| Try it |
Copy out each line of the listing below where the string "mins" appears.

| Dataset excerpts |

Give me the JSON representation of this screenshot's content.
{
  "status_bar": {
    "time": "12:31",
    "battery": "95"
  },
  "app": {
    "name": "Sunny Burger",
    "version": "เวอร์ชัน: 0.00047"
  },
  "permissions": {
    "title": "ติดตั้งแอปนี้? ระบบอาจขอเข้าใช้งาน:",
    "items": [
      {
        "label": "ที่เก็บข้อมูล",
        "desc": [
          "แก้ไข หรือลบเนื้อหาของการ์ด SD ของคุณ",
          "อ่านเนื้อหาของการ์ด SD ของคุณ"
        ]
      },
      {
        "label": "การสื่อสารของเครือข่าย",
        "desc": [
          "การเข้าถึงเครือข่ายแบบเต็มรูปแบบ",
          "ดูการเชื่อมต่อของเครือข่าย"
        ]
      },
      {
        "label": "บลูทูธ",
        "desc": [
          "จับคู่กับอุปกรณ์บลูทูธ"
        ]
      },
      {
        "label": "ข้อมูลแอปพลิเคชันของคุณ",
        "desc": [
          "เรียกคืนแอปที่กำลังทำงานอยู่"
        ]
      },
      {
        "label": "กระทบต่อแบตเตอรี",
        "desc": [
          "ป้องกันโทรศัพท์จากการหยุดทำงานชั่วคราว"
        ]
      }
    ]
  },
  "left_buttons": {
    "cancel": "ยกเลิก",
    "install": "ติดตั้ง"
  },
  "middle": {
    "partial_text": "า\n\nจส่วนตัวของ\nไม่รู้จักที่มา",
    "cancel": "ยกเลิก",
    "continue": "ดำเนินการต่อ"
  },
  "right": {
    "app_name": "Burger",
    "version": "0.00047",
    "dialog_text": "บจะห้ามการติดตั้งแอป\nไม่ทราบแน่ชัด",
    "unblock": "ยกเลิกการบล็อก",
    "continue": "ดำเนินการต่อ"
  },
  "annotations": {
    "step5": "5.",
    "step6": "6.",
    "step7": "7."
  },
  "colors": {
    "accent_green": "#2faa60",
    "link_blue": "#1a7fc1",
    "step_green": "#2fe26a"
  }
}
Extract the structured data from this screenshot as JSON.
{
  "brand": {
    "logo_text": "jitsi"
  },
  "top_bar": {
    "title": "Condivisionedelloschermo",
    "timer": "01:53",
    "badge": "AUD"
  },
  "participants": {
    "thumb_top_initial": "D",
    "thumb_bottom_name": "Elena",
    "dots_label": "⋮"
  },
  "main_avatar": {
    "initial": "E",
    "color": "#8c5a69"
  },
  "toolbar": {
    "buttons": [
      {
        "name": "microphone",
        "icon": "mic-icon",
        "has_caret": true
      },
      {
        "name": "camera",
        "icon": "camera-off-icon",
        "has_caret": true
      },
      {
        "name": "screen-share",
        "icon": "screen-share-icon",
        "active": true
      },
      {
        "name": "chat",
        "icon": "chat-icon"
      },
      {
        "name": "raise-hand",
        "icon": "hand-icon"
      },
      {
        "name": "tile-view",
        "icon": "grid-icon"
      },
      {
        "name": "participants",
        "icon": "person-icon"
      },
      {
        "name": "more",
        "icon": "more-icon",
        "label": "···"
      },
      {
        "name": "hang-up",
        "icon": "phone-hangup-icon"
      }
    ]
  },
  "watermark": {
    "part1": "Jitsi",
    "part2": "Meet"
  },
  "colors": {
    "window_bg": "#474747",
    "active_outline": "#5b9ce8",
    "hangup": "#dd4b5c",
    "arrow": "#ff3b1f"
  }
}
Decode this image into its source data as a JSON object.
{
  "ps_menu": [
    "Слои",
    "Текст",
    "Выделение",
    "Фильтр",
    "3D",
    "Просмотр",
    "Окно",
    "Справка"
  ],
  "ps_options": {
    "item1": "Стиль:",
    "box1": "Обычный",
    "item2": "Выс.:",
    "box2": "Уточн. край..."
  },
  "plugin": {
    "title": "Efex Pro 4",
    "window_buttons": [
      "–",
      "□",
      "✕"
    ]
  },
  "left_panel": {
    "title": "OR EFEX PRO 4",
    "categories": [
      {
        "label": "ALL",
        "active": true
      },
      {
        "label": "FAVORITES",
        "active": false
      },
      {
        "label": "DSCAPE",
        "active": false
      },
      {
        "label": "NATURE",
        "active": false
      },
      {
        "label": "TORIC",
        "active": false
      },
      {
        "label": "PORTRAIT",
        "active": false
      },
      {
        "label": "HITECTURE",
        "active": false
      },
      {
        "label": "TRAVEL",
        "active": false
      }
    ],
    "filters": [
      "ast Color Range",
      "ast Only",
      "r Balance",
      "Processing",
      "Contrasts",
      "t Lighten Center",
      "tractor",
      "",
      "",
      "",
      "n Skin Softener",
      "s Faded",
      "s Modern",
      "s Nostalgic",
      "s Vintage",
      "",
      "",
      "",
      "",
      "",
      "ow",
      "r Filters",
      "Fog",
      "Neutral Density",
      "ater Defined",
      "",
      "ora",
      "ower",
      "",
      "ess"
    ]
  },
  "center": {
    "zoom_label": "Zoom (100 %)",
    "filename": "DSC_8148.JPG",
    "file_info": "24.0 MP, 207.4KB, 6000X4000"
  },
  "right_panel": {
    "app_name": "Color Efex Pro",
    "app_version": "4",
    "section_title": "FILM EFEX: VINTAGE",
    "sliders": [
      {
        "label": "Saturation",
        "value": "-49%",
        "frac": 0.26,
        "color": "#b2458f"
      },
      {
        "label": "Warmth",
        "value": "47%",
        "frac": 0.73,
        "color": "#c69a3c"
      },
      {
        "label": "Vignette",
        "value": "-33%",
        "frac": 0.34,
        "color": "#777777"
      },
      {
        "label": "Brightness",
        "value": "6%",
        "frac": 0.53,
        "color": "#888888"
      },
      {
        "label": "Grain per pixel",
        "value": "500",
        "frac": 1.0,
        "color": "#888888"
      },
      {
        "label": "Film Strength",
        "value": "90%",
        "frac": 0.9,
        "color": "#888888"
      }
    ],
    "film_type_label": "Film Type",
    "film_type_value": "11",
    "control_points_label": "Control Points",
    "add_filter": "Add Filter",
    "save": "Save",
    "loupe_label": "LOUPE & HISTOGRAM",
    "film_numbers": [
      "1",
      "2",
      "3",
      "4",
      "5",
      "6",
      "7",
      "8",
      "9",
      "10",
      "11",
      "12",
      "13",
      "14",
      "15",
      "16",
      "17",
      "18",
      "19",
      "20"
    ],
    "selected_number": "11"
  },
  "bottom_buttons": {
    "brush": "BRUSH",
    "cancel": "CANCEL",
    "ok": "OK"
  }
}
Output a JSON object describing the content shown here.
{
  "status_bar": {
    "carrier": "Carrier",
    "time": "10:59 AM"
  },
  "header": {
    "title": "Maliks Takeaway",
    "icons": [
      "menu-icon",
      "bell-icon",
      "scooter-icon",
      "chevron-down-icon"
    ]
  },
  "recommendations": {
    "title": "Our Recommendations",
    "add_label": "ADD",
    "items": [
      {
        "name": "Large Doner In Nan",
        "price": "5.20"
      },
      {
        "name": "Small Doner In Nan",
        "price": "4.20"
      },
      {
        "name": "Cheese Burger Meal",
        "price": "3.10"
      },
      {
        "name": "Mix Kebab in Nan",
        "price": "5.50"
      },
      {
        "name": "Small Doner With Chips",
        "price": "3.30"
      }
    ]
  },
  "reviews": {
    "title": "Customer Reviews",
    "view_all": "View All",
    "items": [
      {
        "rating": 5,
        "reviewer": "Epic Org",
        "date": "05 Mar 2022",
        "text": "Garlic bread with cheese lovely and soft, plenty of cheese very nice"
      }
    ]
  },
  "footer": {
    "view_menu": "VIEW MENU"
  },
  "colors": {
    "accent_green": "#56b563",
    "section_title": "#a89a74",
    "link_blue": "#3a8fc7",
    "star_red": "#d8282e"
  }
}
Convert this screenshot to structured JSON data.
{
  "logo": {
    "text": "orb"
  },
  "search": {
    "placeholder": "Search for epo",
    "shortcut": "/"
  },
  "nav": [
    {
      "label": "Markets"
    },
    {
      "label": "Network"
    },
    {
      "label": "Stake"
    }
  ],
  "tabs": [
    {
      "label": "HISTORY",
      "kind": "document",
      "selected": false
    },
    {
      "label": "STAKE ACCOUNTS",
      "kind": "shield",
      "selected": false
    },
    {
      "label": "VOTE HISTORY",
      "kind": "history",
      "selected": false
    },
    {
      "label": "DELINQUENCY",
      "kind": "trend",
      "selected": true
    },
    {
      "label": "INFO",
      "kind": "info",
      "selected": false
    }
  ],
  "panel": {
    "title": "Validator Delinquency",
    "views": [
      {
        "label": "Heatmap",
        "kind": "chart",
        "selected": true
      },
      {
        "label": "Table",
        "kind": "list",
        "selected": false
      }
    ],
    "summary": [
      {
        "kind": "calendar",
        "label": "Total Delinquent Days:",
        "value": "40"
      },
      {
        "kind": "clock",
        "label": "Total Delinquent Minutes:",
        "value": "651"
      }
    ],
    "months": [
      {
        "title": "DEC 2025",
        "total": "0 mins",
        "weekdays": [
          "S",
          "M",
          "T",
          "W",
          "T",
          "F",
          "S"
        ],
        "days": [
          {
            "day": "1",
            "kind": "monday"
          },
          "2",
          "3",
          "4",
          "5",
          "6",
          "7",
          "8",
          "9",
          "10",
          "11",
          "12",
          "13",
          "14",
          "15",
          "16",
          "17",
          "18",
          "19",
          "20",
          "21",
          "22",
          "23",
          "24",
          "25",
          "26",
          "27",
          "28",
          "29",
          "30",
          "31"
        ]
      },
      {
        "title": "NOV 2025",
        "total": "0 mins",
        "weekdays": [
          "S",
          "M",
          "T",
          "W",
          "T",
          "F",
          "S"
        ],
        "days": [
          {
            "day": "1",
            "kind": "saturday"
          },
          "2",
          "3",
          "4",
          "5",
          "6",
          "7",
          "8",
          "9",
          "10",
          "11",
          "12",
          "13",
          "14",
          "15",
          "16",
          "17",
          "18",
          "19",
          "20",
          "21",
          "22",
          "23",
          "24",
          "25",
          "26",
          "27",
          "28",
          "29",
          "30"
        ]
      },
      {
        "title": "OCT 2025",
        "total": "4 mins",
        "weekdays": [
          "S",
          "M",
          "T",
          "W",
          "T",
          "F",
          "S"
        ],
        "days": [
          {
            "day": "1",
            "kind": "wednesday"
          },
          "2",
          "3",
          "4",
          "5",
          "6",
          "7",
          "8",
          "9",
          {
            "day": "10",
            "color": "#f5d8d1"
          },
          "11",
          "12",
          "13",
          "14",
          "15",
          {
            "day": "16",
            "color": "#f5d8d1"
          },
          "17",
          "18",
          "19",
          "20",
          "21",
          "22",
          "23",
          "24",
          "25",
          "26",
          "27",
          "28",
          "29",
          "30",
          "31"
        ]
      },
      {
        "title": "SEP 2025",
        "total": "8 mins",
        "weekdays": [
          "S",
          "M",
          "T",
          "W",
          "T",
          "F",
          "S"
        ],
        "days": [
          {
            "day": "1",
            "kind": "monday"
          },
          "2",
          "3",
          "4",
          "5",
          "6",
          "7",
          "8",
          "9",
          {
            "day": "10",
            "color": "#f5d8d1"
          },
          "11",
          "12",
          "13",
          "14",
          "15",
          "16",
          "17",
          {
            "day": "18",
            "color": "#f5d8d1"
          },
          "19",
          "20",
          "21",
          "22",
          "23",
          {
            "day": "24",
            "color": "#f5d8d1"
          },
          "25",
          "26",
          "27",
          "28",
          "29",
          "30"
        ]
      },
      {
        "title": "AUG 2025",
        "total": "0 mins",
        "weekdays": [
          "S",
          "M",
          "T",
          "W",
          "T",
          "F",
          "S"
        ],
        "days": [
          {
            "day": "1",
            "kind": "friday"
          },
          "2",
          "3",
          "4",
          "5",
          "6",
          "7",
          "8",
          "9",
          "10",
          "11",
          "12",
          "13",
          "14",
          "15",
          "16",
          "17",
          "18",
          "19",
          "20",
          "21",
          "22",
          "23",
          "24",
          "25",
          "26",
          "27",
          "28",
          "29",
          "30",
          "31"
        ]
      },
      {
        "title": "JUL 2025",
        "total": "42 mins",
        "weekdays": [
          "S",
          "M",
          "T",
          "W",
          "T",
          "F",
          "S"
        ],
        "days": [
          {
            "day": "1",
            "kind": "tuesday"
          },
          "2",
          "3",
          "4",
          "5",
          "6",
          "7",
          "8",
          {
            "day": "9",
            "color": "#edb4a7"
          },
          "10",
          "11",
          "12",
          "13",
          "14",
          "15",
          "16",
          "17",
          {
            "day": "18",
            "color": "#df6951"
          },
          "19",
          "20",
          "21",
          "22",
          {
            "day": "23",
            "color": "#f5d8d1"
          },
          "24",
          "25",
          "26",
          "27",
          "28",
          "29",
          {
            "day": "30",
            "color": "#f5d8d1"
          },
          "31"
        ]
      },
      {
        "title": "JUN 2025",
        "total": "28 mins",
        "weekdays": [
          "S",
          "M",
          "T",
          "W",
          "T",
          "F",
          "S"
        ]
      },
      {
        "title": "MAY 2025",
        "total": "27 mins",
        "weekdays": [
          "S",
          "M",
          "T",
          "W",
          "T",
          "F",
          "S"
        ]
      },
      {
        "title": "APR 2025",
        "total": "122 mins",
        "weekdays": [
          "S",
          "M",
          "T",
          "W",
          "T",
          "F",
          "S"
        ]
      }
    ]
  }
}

| The answer |
        "total": "0 mins",
        "total": "0 mins",
        "total": "4 mins",
        "total": "8 mins",
        "total": "0 mins",
        "total": "42 mins",
        "total": "28 mins",
        "total": "27 mins",
        "total": "122 mins",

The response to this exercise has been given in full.